While pharmacy benefit managers were grilled about insulin prices at Congressional hearings last week, some PBMs, insurers and pharma makers are already lowering insulin costs.
Sanofi is expanding its Insulins Valyou Savings Program so diabetics can pay $99 to access Sanofi insulins with a valid prescription. Plus, Cigna and Express Scripts launched a program that helps diabetics pay no more than $25 for a 30-day supply of insulin.
"It is unacceptable to Sanofi that some people living with diabetes are struggling to pay for their insulin, so we have moved to act creatively and aggressively to help address affordability and access needs," said Michelle Carnahan, head of North America Primary Care at Sanofi, in a statement from the company. "By giving those who require both long-acting and/or mealtime insulins or use more than one box of pens or one vial per month access to their insulins for one flat price, we aim to help limit the burden on the individuals who have high out-of-pocket costs at the pharmacy counter.”
Under current government regulations, pharmaceutical companies cannot offer this type of program to patients insured under Medicare, Medicaid, or similar federal or state programs, “though Sanofi supports changing rules to expand this access program to all those who might benefit,” Sanofi said.
A year ago, Sanofi launched the Insulins Valyou Savings Program to enable those who pay cash to pay the set prices of $99 for one 10 ml vial or $149 for a box of pens. Now, up to 10 boxes of pens and/or 10 ml vials will cost $99 per month.

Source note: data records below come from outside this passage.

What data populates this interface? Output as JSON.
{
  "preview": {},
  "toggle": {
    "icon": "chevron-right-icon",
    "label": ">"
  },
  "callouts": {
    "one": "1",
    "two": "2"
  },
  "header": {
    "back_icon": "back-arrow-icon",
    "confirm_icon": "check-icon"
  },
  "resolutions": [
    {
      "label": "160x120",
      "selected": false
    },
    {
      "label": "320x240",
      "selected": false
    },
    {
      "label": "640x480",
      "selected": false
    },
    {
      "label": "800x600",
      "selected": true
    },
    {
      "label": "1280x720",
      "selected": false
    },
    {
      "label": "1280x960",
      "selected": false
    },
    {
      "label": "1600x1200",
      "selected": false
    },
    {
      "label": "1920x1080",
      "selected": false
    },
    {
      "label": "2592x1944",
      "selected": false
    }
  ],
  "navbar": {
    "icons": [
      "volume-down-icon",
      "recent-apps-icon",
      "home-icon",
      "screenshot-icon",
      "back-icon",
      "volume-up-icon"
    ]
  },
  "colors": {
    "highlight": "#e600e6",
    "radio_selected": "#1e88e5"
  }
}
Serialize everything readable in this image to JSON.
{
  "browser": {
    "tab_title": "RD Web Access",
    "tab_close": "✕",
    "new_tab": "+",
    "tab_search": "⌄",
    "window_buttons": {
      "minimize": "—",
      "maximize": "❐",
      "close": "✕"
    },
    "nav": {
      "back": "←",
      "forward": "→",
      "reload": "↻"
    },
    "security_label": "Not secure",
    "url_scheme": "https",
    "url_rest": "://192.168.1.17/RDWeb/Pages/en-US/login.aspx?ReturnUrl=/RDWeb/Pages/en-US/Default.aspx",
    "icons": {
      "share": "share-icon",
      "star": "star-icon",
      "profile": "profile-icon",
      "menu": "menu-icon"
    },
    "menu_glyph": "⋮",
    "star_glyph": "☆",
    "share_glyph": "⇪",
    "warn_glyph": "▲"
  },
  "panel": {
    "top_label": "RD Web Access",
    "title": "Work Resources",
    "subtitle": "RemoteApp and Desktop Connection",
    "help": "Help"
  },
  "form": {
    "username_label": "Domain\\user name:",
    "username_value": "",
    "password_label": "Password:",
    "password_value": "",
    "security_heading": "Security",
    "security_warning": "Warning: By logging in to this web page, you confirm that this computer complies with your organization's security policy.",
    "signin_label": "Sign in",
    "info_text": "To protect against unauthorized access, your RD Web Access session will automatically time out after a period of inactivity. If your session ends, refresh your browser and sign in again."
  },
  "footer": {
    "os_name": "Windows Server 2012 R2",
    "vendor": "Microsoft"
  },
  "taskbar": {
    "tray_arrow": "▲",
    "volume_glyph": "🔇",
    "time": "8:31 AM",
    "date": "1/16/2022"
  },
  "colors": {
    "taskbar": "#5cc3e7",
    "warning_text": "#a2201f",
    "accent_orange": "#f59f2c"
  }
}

Since it was launched last April, the program—available at US pharmacies—has resulted in approximately $10 million in patient savings, according to Sanofi.
Meanwhile, Cigna and Express Scripts’ Patient Assurance Program is available to members in participating non-government funded pharmacy plans managed by Express Scripts, including Cigna and many other health plans.
“To ensure people who need insulin get the access and affordability they need, we are partnering with insulin manufacturers to lower copayments to $25 at the point of sale,” Cigna said in a statement.
For users of insulin plans managed by Cigna and Express Scripts, the average out-of-pocket cost for insulin was $41.50 for a 30-day supply in 2018. Patients eligible for the new program will save approximately 40%, according to Cigna.
In addition to Congressional hearings focused on high insulin prices, FDA recently said it is stepping up efforts to increase competition in the category.
The agency set a public hearing for May 13 to discuss its review and approval of biosimilar and interchangeable insulin products—one of its efforts to lower insulin drug prices.
“Insulin list prices regularly increase by double digits annually. These increases have raised serious concerns about the ability for many patients to access the insulin needed to survive,” said FDA Commissioner Scott Gottlieb, MD, in a statement from the agency. “We understand the urgent need to address the high prices and lack of competition in the insulin market.”